▸ **SOURCE DATA**:
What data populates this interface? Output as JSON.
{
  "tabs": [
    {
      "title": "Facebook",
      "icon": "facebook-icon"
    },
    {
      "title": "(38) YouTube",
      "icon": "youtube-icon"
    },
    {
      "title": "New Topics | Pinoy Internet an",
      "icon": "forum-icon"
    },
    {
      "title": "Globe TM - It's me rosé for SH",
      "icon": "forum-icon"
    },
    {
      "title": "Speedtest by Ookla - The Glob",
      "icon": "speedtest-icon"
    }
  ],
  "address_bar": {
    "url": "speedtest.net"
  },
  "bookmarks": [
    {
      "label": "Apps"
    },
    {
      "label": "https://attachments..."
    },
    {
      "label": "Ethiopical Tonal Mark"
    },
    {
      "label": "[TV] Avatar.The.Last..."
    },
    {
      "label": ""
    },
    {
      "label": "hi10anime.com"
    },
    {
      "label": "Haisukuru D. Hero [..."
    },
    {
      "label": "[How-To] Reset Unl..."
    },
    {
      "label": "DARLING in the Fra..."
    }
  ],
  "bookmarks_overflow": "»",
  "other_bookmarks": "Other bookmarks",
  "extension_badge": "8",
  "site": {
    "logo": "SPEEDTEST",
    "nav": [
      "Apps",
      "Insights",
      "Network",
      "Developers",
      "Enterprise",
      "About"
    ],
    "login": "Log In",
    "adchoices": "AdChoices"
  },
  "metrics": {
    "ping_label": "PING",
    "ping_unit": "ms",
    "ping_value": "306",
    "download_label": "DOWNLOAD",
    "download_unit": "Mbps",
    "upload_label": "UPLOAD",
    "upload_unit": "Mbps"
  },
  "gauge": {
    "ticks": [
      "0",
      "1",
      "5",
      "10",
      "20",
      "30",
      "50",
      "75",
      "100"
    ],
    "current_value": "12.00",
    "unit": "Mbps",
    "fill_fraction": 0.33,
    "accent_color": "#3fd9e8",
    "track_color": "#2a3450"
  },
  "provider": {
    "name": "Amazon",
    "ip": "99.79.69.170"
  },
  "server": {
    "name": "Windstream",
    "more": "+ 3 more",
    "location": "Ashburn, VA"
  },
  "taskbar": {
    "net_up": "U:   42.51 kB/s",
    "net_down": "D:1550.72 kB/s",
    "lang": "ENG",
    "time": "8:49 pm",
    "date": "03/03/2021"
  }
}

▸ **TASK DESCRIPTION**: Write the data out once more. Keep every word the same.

▸ **RESULT OF THIS EXERCISE**:
What data populates this interface? Output as JSON.
{
  "tabs": [
    {
      "title": "Facebook",
      "icon": "facebook-icon"
    },
    {
      "title": "(38) YouTube",
      "icon": "youtube-icon"
    },
    {
      "title": "New Topics | Pinoy Internet an",
      "icon": "forum-icon"
    },
    {
      "title": "Globe TM - It's me rosé for SH",
      "icon": "forum-icon"
    },
    {
      "title": "Speedtest by Ookla - The Glob",
      "icon": "speedtest-icon"
    }
  ],
  "address_bar": {
    "url": "speedtest.net"
  },
  "bookmarks": [
    {
      "label": "Apps"
    },
    {
      "label": "https://attachments..."
    },
    {
      "label": "Ethiopical Tonal Mark"
    },
    {
      "label": "[TV] Avatar.The.Last..."
    },
    {
      "label": ""
    },
    {
      "label": "hi10anime.com"
    },
    {
      "label": "Haisukuru D. Hero [..."
    },
    {
      "label": "[How-To] Reset Unl..."
    },
    {
      "label": "DARLING in the Fra..."
    }
  ],
  "bookmarks_overflow": "»",
  "other_bookmarks": "Other bookmarks",
  "extension_badge": "8",
  "site": {
    "logo": "SPEEDTEST",
    "nav": [
      "Apps",
      "Insights",
      "Network",
      "Developers",
      "Enterprise",
      "About"
    ],
    "login": "Log In",
    "adchoices": "AdChoices"
  },
  "metrics": {
    "ping_label": "PING",
    "ping_unit": "ms",
    "ping_value": "306",
    "download_label": "DOWNLOAD",
    "download_unit": "Mbps",
    "upload_label": "UPLOAD",
    "upload_unit": "Mbps"
  },
  "gauge": {
    "ticks": [
      "0",
      "1",
      "5",
      "10",
      "20",
      "30",
      "50",
      "75",
      "100"
    ],
    "current_value": "12.00",
    "unit": "Mbps",
    "fill_fraction": 0.33,
    "accent_color": "#3fd9e8",
    "track_color": "#2a3450"
  },
  "provider": {
    "name": "Amazon",
    "ip": "99.79.69.170"
  },
  "server": {
    "name": "Windstream",
    "more": "+ 3 more",
    "location": "Ashburn, VA"
  },
  "taskbar": {
    "net_up": "U:   42.51 kB/s",
    "net_down": "D:1550.72 kB/s",
    "lang": "ENG",
    "time": "8:49 pm",
    "date": "03/03/2021"
  }
}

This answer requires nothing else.